Philosopher Michael Huemer discusses his book, Dialogues on Ethical Vegetarianism, focusing on the problem of the severe suffering of most animals currently raised for their flesh, skin, milk, or eggs. He also discusses the difference between a strict vegan diet and a diet that includes bivalves and potentially lab-grown meat; the alternative strategy of reducing one’s consumption of animal products; the problem of social conformity; and more.
Here I reply to Mozes’s March 25, 2019, essay. My essay here is part of an exchange beginning with Mozes’s January 6 essay and continuing with my previous reply. Although I seek to put the present discussion in its broader context, I certainly do not try to recapitulate my entire case here, a fact to which I hope readers are sensitive. My goal here is to try to wrap up the exchange so that readers know where and how Mozes and I disagree.

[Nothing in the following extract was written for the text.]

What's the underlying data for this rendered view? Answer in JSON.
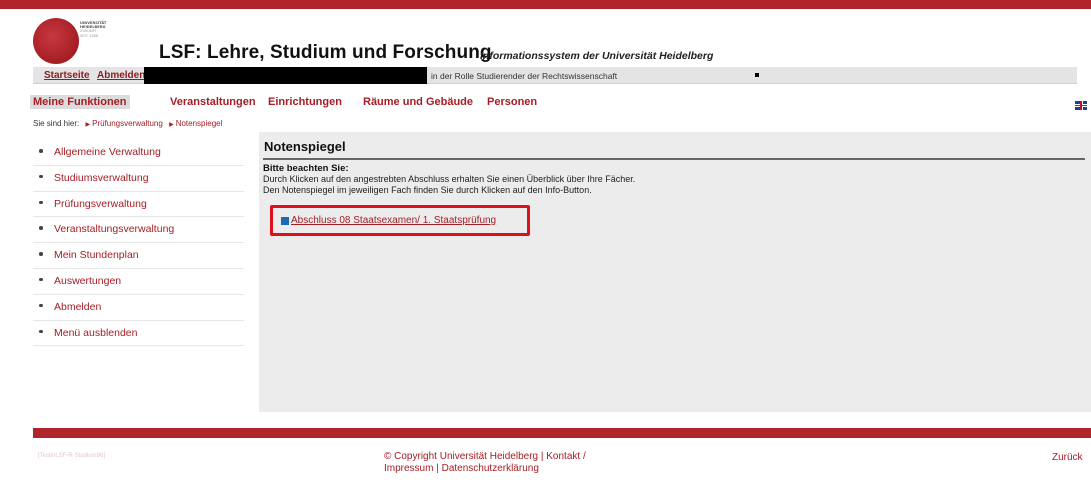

Mozes and I agree very closely on the proper interpretation
of Ayn Rand’s metaethical theory. We disagree about whether that theory is
correct (I say no) and what the theory entails in terms of certain moral
commitments. We also disagree about whether my proposed alternative, that the
point of ethics is to help a person rationally integrate values experienced as
ends in themselves, can succeed.
A bit of background: Mozes, whom I met years ago at an
Objectivist event, has written important essays about Rand’s moral theory,
including one on the free-rider problem, several of which I discuss in my book.
In my view, Mozes is a widely underappreciated Objectivist theorist.
Here I do not limit myself to a point-by-point reply of Mozes’s commentary; I seek also to put the conversation in context and to expand my ideas in a way that I hope will prove helpful to the general reader.
I want to encourage Objectivists to bear in mind who has the burden of proof regarding Rand’s moral theory. Objectivists have the burden to prove both that the metaethics is valid and that it entails the sorts of values and actions that they say it does. Continue reading “Rand’s Ethics and the Burden of Proof”
Objectivists I know and know of tend to be smart, thoughtful, balanced, joyful, successful people. They do profoundly important work in such areas as education, technology, aviation, business, law, and philosophy. In many ways their productive achievements directly or indirectly benefit my life.
As a long-time atheist, I’ve made my peace with my eventual death. More or less. I mean, I want to delay death as long as feasible, given a reasonable quality of life, but it isn’t something that preoccupies my thoughts. Still, I found myself suppressing a strange sense of dread, at times, while reading Michael Shermer’s new book, Heavens on Earth (Henry Holt, 2018). Death sucks—there’s no getting around that. Continue reading “Michael Shermer Stares Down the Grim Reaper in Latest Book”